__Task instructions__
Check every line of the entries for the string "with" and return the ones that contain it.

== == ==

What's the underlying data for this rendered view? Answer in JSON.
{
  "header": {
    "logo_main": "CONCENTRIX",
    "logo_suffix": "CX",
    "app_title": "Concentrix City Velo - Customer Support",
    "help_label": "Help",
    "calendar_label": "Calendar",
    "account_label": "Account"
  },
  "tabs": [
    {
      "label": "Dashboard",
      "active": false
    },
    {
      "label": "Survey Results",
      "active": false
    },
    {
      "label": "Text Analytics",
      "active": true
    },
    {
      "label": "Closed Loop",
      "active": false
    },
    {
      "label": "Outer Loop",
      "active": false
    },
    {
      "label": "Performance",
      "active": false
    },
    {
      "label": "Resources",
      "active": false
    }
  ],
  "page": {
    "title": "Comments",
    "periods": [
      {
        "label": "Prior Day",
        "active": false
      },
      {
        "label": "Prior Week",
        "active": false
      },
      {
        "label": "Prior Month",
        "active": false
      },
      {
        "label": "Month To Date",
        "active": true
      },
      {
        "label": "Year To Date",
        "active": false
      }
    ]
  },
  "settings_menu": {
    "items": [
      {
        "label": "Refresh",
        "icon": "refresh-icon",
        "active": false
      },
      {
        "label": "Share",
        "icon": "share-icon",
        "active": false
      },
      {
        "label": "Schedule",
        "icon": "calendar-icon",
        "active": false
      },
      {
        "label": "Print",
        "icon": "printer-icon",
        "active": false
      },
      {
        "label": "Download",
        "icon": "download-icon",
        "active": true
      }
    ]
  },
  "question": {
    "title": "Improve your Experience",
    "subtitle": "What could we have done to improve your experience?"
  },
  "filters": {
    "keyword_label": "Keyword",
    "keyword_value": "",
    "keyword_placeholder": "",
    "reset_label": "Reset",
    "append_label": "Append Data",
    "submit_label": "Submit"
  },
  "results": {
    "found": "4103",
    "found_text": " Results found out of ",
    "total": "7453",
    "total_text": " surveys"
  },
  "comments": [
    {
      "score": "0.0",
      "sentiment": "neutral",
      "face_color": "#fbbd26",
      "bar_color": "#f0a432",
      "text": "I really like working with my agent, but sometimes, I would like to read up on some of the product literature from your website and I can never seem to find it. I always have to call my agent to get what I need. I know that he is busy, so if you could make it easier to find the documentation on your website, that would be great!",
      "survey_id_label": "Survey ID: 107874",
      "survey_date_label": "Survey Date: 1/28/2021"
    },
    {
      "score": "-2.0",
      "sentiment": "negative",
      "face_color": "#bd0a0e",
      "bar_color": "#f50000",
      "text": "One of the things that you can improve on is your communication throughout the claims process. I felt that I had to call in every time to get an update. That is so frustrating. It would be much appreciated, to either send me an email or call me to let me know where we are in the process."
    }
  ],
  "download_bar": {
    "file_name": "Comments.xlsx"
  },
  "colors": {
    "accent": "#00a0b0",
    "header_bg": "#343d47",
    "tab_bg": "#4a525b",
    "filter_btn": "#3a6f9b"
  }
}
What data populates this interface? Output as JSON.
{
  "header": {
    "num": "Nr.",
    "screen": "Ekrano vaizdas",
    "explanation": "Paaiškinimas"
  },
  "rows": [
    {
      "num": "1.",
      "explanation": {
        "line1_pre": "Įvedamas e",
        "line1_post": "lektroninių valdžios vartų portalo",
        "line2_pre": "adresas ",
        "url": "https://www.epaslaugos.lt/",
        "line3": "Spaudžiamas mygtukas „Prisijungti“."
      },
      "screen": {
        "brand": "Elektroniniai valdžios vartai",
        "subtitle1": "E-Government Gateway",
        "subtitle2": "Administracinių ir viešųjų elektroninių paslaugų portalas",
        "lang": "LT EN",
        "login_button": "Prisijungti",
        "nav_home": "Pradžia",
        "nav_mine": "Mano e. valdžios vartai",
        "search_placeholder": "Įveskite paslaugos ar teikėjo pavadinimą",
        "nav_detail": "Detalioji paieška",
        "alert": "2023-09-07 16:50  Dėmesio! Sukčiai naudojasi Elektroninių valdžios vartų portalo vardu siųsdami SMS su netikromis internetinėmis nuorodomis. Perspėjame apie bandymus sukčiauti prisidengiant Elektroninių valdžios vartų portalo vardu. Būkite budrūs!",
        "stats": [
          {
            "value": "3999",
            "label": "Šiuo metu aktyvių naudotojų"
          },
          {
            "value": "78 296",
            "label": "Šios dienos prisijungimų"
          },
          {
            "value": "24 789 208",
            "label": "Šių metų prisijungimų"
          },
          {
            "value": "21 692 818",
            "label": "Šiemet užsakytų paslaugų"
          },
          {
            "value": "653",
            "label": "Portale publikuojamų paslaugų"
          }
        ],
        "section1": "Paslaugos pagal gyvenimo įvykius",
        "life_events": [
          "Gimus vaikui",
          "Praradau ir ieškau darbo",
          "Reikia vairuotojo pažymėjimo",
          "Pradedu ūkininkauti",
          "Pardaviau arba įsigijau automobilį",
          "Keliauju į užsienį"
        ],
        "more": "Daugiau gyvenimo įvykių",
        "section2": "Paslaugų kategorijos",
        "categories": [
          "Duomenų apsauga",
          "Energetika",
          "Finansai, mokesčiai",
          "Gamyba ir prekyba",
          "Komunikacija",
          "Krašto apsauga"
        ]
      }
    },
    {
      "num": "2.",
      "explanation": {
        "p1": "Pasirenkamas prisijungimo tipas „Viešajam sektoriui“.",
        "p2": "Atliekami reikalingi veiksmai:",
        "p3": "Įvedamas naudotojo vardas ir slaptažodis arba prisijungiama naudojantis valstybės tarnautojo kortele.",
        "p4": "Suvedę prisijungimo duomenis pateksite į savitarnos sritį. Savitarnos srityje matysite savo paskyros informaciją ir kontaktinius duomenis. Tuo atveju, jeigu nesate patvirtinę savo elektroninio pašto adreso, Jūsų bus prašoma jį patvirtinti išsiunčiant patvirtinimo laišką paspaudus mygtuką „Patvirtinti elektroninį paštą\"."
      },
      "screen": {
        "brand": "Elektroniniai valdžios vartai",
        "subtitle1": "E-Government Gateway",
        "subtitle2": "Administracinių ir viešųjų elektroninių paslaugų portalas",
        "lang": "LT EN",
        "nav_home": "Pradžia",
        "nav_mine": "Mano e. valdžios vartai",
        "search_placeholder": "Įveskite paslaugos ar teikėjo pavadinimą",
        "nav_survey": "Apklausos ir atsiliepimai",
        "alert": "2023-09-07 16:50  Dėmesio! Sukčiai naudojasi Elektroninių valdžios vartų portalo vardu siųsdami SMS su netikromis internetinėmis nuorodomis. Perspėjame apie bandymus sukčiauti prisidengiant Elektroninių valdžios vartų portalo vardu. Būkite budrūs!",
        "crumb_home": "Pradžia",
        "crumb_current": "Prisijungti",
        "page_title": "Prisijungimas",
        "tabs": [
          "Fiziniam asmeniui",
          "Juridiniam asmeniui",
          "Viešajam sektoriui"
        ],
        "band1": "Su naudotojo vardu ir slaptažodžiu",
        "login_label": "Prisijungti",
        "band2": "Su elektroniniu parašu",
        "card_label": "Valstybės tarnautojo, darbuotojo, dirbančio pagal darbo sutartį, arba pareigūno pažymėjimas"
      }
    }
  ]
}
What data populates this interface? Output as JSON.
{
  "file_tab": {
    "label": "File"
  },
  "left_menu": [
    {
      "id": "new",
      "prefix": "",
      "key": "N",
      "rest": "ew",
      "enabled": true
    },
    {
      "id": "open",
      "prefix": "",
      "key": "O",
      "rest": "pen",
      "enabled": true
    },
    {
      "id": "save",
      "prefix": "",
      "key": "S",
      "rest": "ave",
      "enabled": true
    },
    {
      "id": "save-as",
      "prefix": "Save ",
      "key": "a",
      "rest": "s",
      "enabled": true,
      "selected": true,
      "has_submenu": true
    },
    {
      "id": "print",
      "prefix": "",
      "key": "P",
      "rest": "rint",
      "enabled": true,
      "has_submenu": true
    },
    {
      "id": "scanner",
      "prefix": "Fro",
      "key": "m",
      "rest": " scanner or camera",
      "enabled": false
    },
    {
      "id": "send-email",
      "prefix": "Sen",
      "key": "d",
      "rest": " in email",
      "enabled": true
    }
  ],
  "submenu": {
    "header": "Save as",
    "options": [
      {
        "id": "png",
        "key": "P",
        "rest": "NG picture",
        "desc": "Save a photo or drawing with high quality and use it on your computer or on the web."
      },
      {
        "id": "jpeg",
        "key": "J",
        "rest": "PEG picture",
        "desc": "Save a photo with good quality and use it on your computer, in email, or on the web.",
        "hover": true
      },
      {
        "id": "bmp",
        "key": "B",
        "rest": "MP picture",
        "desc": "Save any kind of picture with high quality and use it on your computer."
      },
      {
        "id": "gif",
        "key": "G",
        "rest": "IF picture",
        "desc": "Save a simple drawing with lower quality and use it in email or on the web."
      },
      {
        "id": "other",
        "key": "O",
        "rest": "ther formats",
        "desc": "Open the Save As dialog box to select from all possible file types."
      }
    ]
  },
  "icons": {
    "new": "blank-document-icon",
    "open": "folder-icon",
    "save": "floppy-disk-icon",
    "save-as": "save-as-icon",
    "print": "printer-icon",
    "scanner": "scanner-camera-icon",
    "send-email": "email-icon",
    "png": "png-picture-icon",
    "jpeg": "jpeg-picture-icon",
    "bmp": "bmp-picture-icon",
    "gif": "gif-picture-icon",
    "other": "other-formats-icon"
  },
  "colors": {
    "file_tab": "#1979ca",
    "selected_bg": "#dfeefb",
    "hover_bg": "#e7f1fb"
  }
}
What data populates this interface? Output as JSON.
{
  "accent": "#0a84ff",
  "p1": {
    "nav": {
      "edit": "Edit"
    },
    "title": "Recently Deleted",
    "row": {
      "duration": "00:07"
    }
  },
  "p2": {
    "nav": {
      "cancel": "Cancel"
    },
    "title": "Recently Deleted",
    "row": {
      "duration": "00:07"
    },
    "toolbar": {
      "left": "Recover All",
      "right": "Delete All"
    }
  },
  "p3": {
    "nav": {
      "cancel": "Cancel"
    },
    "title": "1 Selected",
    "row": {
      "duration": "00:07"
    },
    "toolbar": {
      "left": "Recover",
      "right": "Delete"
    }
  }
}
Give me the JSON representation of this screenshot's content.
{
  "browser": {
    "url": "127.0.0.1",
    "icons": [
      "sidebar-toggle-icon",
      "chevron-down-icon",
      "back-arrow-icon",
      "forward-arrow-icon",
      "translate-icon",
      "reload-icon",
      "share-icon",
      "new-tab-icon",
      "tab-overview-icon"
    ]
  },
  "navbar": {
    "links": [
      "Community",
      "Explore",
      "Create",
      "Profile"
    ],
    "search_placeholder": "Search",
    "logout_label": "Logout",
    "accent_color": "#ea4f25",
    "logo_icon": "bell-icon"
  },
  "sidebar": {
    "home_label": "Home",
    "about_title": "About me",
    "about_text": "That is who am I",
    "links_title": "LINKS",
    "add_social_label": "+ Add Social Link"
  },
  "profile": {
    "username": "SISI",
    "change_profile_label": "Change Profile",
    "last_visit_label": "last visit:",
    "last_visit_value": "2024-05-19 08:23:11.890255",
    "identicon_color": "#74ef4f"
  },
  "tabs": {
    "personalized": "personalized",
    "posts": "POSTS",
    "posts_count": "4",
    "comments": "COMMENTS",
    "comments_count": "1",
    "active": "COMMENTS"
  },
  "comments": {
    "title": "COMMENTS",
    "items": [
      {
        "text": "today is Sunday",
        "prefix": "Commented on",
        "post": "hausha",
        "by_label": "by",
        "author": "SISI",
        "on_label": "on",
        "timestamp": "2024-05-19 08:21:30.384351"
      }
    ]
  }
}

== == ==

__Your solution__
      "text": "I really like working with my agent, but sometimes, I would like to read up on some of the product literature from your website and I can never seem to find it. I always have to call my agent to get what I need. I know that he is busy, so if you could make it easier to find the documentation on your website, that would be great!",
        "desc": "Save a photo or drawing with high quality and use it on your computer or on the web."
        "desc": "Save a photo with good quality and use it on your computer, in email, or on the web.",
        "desc": "Save any kind of picture with high quality and use it on your computer."
        "desc": "Save a simple drawing with lower quality and use it in email or on the web."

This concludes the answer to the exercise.